Friday, October 25, 2013

Great News for Pennsylvania Women!

The PA Breast Cancer Coalition’s Dense Breast Notification Act was passed by our state legislature!

It just needs signed by our Governor, Tom Corbett.   This Act will require Radiologists in PA to notify women of their breast density at the time of their mammogram.

Why is this Important?

Because there are a group of women “falling through the cracks” that are not having their breast cancer diagnosed until a later stage because of the density of their breast tissue.

There is enormous variability in the density of breast tissue from woman to woman.   Some women have very dense fibrous tissue decreasing the ability of a mammogram to “see” through this tissue to diagnose a cancer.  Some women have very fatty and not so dense breast tissue making finding a cancer a little easier with mammogram.  

There are many factors that may increase our risk of breast cancer over time such as our family history, having radiation therapy for cancer as a child, carrying the BRCA gene mutation and others.

It has been known for a long time that breast density can also be an independent risk factor for breast cancer.

Well, if a mammogram doesn't work that well, what will help to make that diagnosis if you have dense breast tissue?

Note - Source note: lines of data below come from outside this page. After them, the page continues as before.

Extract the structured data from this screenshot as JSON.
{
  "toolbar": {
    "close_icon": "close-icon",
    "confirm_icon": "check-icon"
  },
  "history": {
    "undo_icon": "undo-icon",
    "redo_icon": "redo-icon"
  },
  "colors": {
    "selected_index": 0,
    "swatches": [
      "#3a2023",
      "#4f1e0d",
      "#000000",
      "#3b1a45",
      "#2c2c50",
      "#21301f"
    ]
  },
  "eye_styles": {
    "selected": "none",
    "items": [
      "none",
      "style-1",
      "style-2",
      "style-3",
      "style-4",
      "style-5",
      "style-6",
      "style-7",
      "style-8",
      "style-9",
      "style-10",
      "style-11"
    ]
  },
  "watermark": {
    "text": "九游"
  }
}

Discuss this with your physician and consider evaluation possibly with Breast Ultrasound, Mammogram with Tomosynthesis, or possibly breast MRI screening.

Be sure you know your Risks and your options for screening!  And Don’t Miss your Mammogram!  You are very Important!

Tuesday, October 1, 2013


One of the most important discoveries concerning breast cancer has been the realization by many scientists that breast cancer is many diseases.

Have you heard of HER-2 and what does that mean if your cancer is HER-2 positive?

HER-2 stands for human epidermal growth factor receptor-2.  This protein can promote the growth of cancer cells.  One in every 5 breast cancers makes too much HER-2 due to a gene mutation.  This causes the cancer to be more aggressive; however treatment that specifically targets HER-2 is very effective.

This discovery was made by a group of researchers lead by Dr. Dennis Slamon, Head of the Revlon/UCLA Women’s Cancer Research Program.   He states that “ there is a molecular diversity of human cancers that has largely gone unappreciated , and it has gone unappreciated because we lump things together.”   Dr. Slamon and his team looked at this HER-2 protein and found that if an antibody was added to the receptor gene that had mutated , tumor growth dropped dramatically.   Hence the “ birth” of the drug Herceptin to treat HER-2 Positive breast cancers.

More and more we are learning about the genetics of breast cancer and how individualized each women’s cancer may be.  As we learn more about the molecular differences we are learning more about treatments for each individual patient.

If you would like to hear more from Dr. Slamon he will be a guest at  this year’s  Breast Cancer Coalition Conference at the Harrisburg Hilton on October 15, 2013.   This conference is open to patient’s and families as well as caregiver’s.   

More information:  PinnacleHealth Breast Care Center